\[\frac{\pi}{2} = 1 + \frac{1}{3} + \frac{1\cdot 2}{3\cdot5} + \frac{1\cdot 2\cdot 3}{3\cdot 5\cdot 7} + \cdots.\]Define \(s_k\) to be the sum of the first \(k\) terms (that is, up to \(j=k=1\)) and let \(e_k=|\pi-2s_k|\). Do a numerical experiment to determine which is a better fit: \(e_k\approx a b^k\), or \(e_k\approx a k^b\). Then determine the parameters in that fit.

⌨ Kepler found that the orbital period \(\tau\) of a planet depends on its mean distance \(R\) from the sun according to \(\tau=c R^{\alpha}\) for a simple rational number \(\alpha\). Validate Kepler’s result by using a linear least squares fit and the following table.

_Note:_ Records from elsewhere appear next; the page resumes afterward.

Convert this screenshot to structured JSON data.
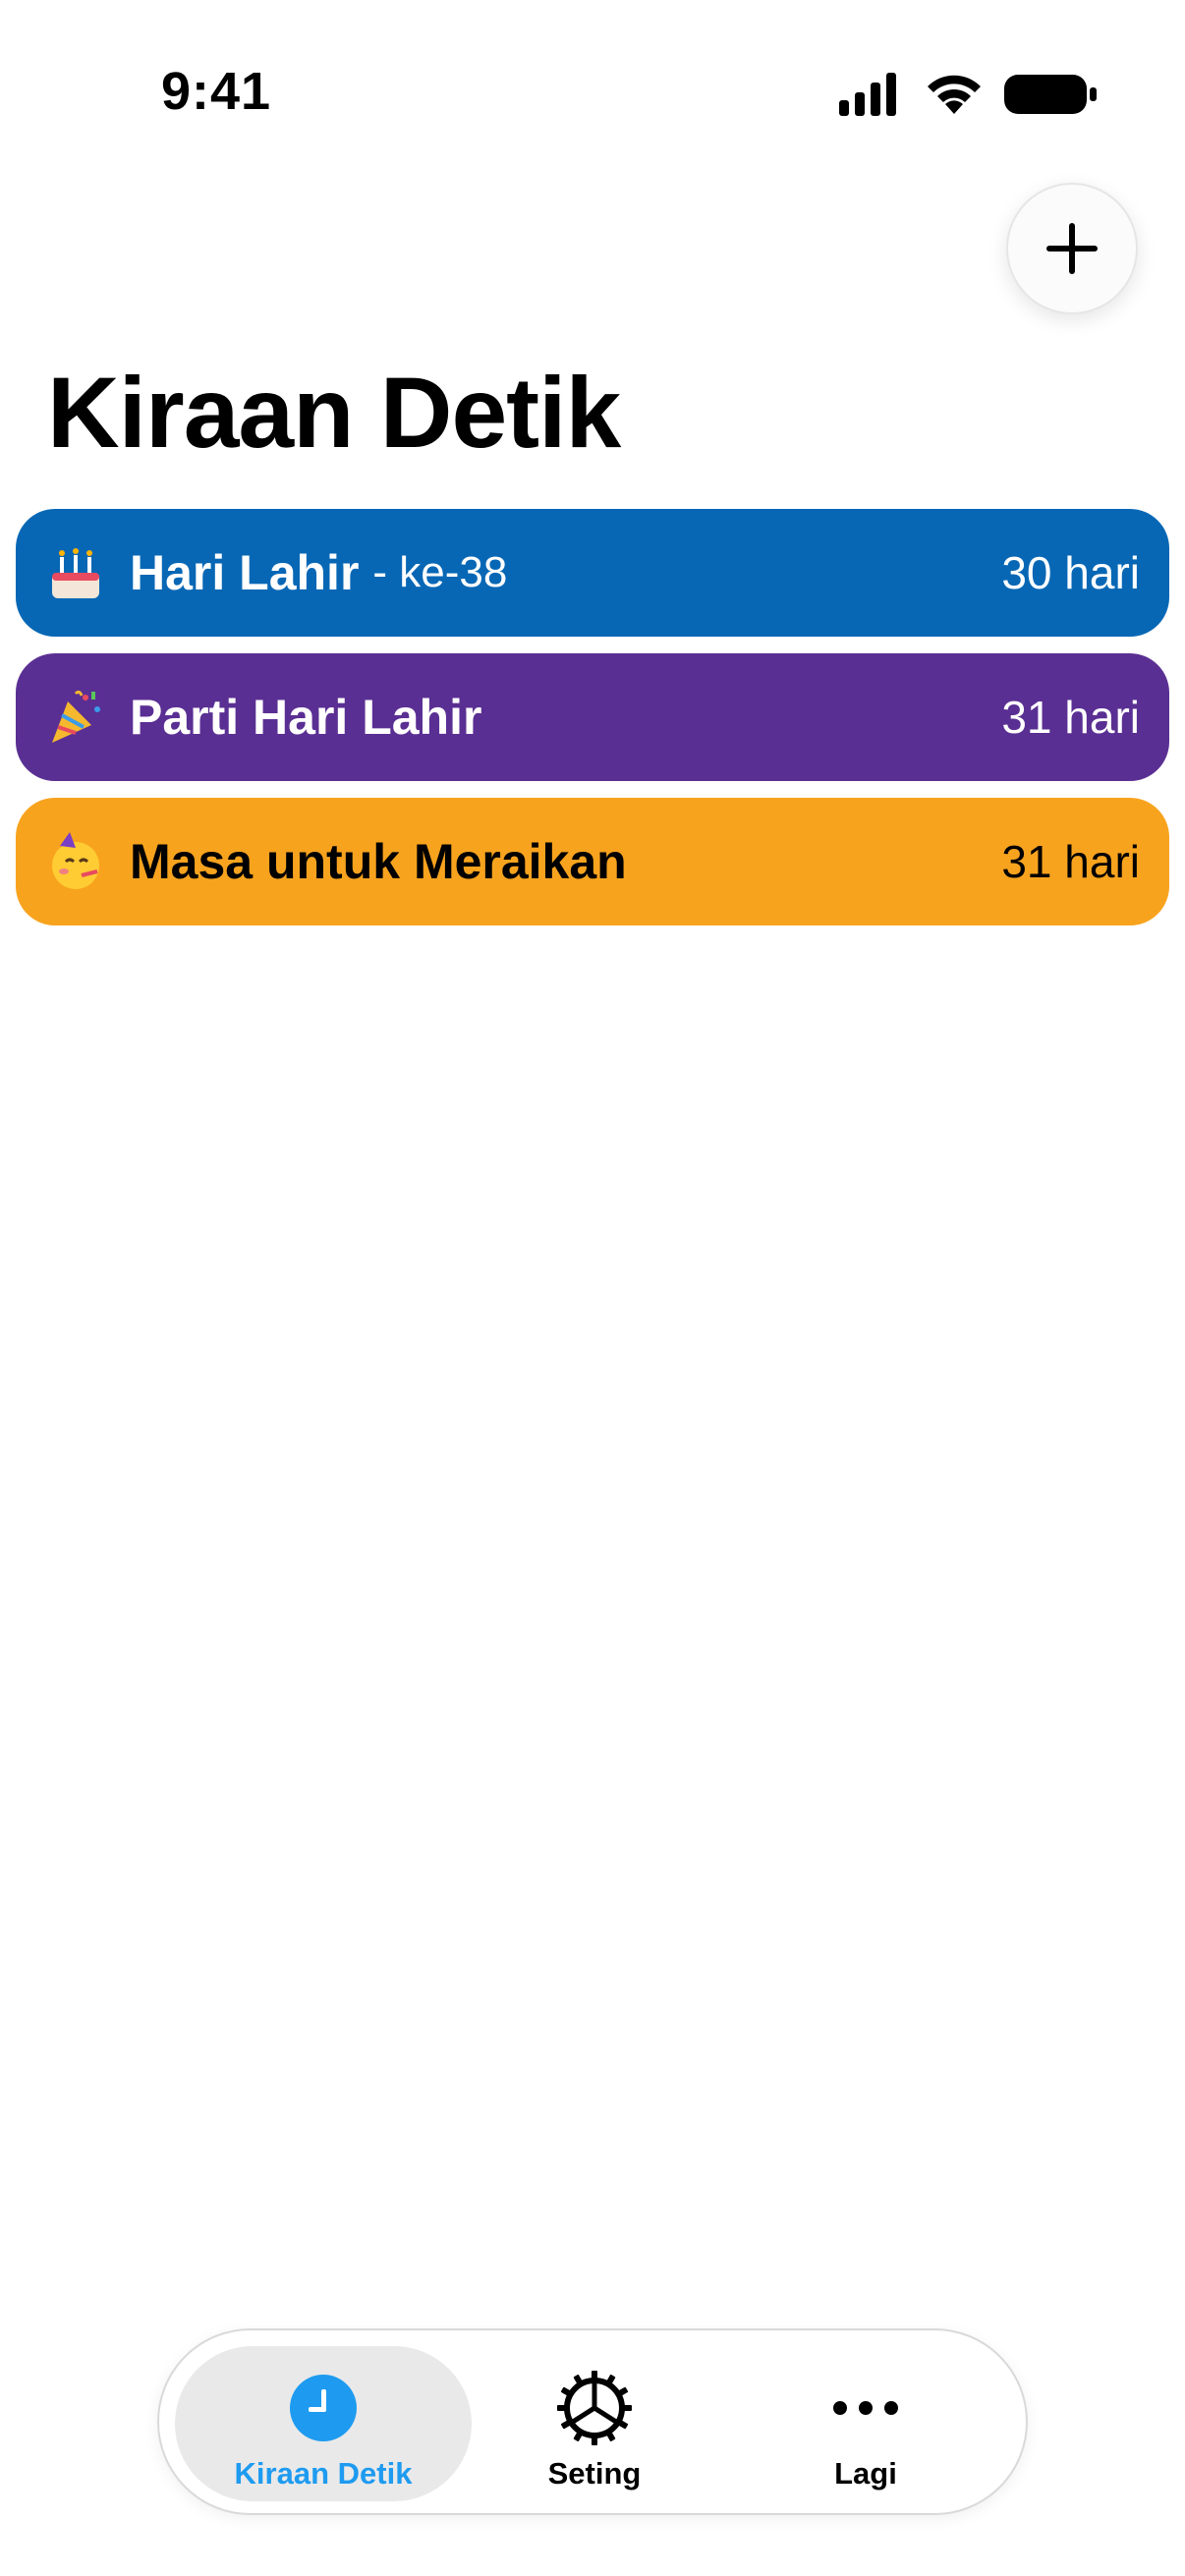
{
  "status_bar": {
    "time": "9:41",
    "icons": [
      "cellular-signal-icon",
      "wifi-icon",
      "battery-icon"
    ]
  },
  "header": {
    "add_icon": "plus-icon",
    "title": "Kiraan Detik"
  },
  "countdowns": [
    {
      "emoji": "birthday-cake-icon",
      "name": "Hari Lahir",
      "suffix": "- ke-38",
      "days": "30 hari",
      "color": "#0767B5",
      "text_color": "#ffffff"
    },
    {
      "emoji": "party-popper-icon",
      "name": "Parti Hari Lahir",
      "suffix": "",
      "days": "31 hari",
      "color": "#5A2F93",
      "text_color": "#ffffff"
    },
    {
      "emoji": "partying-face-icon",
      "name": "Masa untuk Meraikan",
      "suffix": "",
      "days": "31 hari",
      "color": "#F8A31E",
      "text_color": "#000000"
    }
  ],
  "tab_bar": {
    "active_tab": 0,
    "accent_color": "#1e9bf0",
    "tabs": [
      {
        "label": "Kiraan Detik",
        "icon": "clock-icon"
      },
      {
        "label": "Seting",
        "icon": "gear-icon"
      },
      {
        "label": "Lagi",
        "icon": "more-dots-icon"
      }
    ]
  }
}
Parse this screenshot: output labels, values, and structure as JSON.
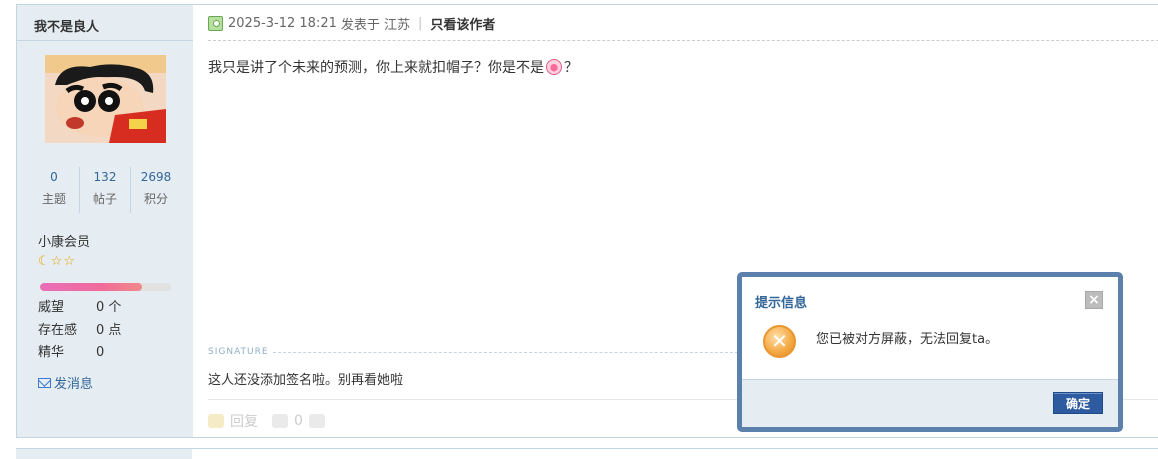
{
  "author": {
    "name": "我不是良人",
    "stats": [
      {
        "value": "0",
        "label": "主题"
      },
      {
        "value": "132",
        "label": "帖子"
      },
      {
        "value": "2698",
        "label": "积分"
      }
    ],
    "group": "小康会员",
    "level_progress": 0.78,
    "info": [
      {
        "key": "威望",
        "value": "0 个"
      },
      {
        "key": "存在感",
        "value": "0 点"
      },
      {
        "key": "精华",
        "value": "0"
      }
    ],
    "send_message": "发消息"
  },
  "post": {
    "timestamp": "2025-3-12 18:21",
    "posted_in": "发表于 江苏",
    "only_author": "只看该作者",
    "body_before": "我只是讲了个未来的预测，你上来就扣帽子？你是不是",
    "body_after": "？",
    "signature_label": "SIGNATURE",
    "signature": "这人还没添加签名啦。别再看她啦",
    "reply_label": "回复",
    "like_count": "0"
  },
  "dialog": {
    "title": "提示信息",
    "message": "您已被对方屏蔽，无法回复ta。",
    "ok_label": "确定",
    "close_glyph": "×"
  },
  "icons": {
    "online": "online-status-icon",
    "emoji": "clown-emoji-icon",
    "error": "error-x-icon",
    "mail": "envelope-icon"
  },
  "colors": {
    "sidebar_bg": "#e5edf2",
    "link": "#336699",
    "dialog_border": "#5b80ab",
    "ok_button": "#2e5b9f"
  }
}
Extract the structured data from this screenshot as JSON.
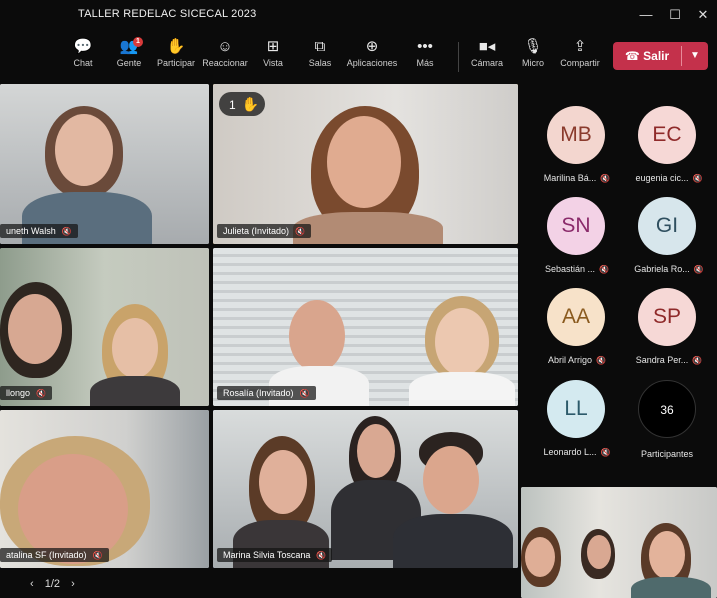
{
  "window": {
    "title": "TALLER REDELAC SICECAL 2023"
  },
  "toolbar": {
    "items": [
      {
        "label": "Chat",
        "icon": "chat-icon"
      },
      {
        "label": "Gente",
        "icon": "people-icon",
        "badge": "1"
      },
      {
        "label": "Participar",
        "icon": "raise-hand-icon"
      },
      {
        "label": "Reaccionar",
        "icon": "smile-icon"
      },
      {
        "label": "Vista",
        "icon": "grid-icon"
      },
      {
        "label": "Salas",
        "icon": "rooms-icon"
      },
      {
        "label": "Aplicaciones",
        "icon": "apps-icon"
      },
      {
        "label": "Más",
        "icon": "more-icon"
      },
      {
        "label": "Cámara",
        "icon": "camera-icon"
      },
      {
        "label": "Micro",
        "icon": "mic-icon"
      },
      {
        "label": "Compartir",
        "icon": "share-icon"
      }
    ],
    "leave_label": "Salir"
  },
  "tiles": [
    {
      "name": "uneth Walsh"
    },
    {
      "name": "Julieta (Invitado)",
      "hand_count": "1"
    },
    {
      "name": "llongo"
    },
    {
      "name": "Rosalía (Invitado)"
    },
    {
      "name": "atalina SF (Invitado)"
    },
    {
      "name": "Marina Silvia Toscana"
    }
  ],
  "participants": [
    {
      "initials": "MB",
      "name": "Marilina Bá...",
      "bg": "#f3d6cf",
      "fg": "#8a3a2c"
    },
    {
      "initials": "EC",
      "name": "eugenia cic...",
      "bg": "#f6d8d6",
      "fg": "#8f2a2a"
    },
    {
      "initials": "SN",
      "name": "Sebastián ...",
      "bg": "#f3d2e6",
      "fg": "#8a2a6a"
    },
    {
      "initials": "GI",
      "name": "Gabriela Ro...",
      "bg": "#d7e6ec",
      "fg": "#2f4f5f"
    },
    {
      "initials": "AA",
      "name": "Abril Arrigo",
      "bg": "#f7e2c9",
      "fg": "#8a5a1e"
    },
    {
      "initials": "SP",
      "name": "Sandra Per...",
      "bg": "#f6d8d6",
      "fg": "#8f2a2a"
    },
    {
      "initials": "LL",
      "name": "Leonardo L...",
      "bg": "#d4eaf0",
      "fg": "#2c5a6a"
    }
  ],
  "participants_more": {
    "count": "36",
    "label": "Participantes"
  },
  "pager": {
    "text": "1/2"
  }
}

Planet

Distance from sun in Mkm

Orbital period in days

Mercury

57.59

87.99

Venus

108.11

224.7

Earth

149.57

365.26

Mars

227.84

686.98

Jupiter

778.14

4332.4

Saturn

1427

10759

Uranus

2870.3

30684

Neptune

4499.9

60188

Pluto

5909

90710

✍ Show that finding a best fit of the form

\[y(t) \approx \frac{a}{t+b}\]can be transformed into a linear fitting problem (with different undetermined coefficients) by rewriting the equation.

✍ Show how to find the constants \(a\) and \(b\) in a data fitting problem of the form \(y(t)\approx t/(at+b)\) by transforming it into a linear least squares fitting problem.